During Alabama’s spring game on Saturday, ESPN microphones caught Saban apparently criticizing the throwing ability of Tide quarterback Jalen Hurts as the junior took off on a scramble. “Two years,” Saban says. “I mean, the third-team quarterback can move  the team right down the field throwing the ball.”

That comment comes amid two noteworthy developments in the Tide’s quarterback room. First, Hurts had an opportunity to take the bull by the horns on Saturday with Tua Tagovailoa nursing an injured left hand, but redshirt freshman quarterback Mac Jones was named the game’s MVP. (For what it’s worth, Jones went against the second-team defense while Hurts faced the starters.)

And second, Hurts’s father in no uncertain terms said this week that his son will transfer if he’s not the starter this fall.
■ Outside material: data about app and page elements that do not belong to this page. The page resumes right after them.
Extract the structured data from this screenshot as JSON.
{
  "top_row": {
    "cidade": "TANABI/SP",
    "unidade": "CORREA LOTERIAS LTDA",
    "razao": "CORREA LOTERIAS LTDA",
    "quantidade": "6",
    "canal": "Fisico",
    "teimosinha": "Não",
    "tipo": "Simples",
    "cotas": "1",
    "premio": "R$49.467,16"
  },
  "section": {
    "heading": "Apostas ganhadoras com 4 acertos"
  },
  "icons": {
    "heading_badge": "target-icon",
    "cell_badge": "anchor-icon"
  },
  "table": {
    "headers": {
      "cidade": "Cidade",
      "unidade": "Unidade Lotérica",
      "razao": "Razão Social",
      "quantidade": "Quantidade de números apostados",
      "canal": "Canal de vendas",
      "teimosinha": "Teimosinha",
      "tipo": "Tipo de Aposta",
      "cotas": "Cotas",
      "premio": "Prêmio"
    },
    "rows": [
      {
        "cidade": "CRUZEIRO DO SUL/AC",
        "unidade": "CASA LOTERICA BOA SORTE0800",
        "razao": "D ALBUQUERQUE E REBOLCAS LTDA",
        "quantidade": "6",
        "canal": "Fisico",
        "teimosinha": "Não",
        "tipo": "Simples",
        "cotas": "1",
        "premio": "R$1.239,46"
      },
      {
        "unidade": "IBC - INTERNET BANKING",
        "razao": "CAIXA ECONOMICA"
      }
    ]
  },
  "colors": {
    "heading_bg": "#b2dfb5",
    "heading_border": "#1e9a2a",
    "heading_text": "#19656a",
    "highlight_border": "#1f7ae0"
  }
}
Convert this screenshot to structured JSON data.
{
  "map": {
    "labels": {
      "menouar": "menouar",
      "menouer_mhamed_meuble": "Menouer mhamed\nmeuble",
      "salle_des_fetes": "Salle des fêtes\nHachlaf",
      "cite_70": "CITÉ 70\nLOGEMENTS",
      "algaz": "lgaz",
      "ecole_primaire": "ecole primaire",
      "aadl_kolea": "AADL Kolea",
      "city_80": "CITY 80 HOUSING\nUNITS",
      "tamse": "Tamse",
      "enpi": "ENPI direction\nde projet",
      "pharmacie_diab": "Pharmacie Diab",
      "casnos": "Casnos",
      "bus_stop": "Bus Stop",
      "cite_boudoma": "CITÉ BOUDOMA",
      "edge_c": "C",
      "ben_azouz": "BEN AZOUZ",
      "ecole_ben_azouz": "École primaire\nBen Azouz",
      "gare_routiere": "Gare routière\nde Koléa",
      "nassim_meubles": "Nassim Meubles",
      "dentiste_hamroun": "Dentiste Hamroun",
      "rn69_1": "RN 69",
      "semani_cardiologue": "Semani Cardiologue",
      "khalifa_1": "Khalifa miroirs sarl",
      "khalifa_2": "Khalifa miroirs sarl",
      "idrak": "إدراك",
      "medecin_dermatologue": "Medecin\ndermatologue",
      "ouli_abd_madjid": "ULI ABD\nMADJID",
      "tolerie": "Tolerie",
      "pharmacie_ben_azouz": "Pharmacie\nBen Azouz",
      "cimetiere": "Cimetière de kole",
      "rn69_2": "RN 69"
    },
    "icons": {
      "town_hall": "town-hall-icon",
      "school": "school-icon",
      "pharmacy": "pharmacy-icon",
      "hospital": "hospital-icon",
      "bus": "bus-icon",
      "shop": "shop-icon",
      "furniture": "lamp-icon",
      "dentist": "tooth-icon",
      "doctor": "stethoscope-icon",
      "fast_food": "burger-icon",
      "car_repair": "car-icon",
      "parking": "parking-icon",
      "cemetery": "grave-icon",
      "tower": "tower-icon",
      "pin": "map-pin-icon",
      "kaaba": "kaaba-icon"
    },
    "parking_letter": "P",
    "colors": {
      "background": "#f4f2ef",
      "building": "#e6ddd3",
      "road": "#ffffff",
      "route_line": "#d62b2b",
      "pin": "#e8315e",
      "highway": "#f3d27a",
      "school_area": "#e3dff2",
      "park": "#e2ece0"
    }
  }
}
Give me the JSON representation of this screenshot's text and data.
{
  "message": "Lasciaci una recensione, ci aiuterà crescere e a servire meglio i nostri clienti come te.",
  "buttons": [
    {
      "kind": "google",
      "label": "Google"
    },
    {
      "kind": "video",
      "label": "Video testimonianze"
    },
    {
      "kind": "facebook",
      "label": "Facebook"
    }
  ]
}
Coach Saban’s job is to do what’s best for his team. I have no problem with that,” Averion Hurts said. “My job is to do what’s best for Jalen—and make no mistake, Jalen is a quarterback, and he wants to play quarterback. He loves Alabama, loves Coach Saban and everything about that place. But he wants to play, and he will play…”

Averion stops mid-sentence because the idea of his son not playing for Alabama isn’t one he takes lightly. What if Jalen doesn’t win the job, he is asked?

He shakes his head slowly, answers begrudgingly. “Well, he’d be the biggest free agent in college football history.”

For what it’s worth, Saban praised Hurts while also criticizing his performance in Saturday’s spring game:

“I was not disappointed in the way Jalen played,” Saban said in his post-game press conference. “We have some guys that can rush, and even though we were rushing four guys most of the time, there was way too much pressure in the pocket for the quarterback to be able to operate like we would like. Jalen made some good plays and throws, and I’m sure if you were to talk to him he would say, ‘I wish there were things I did better and can improve on.’”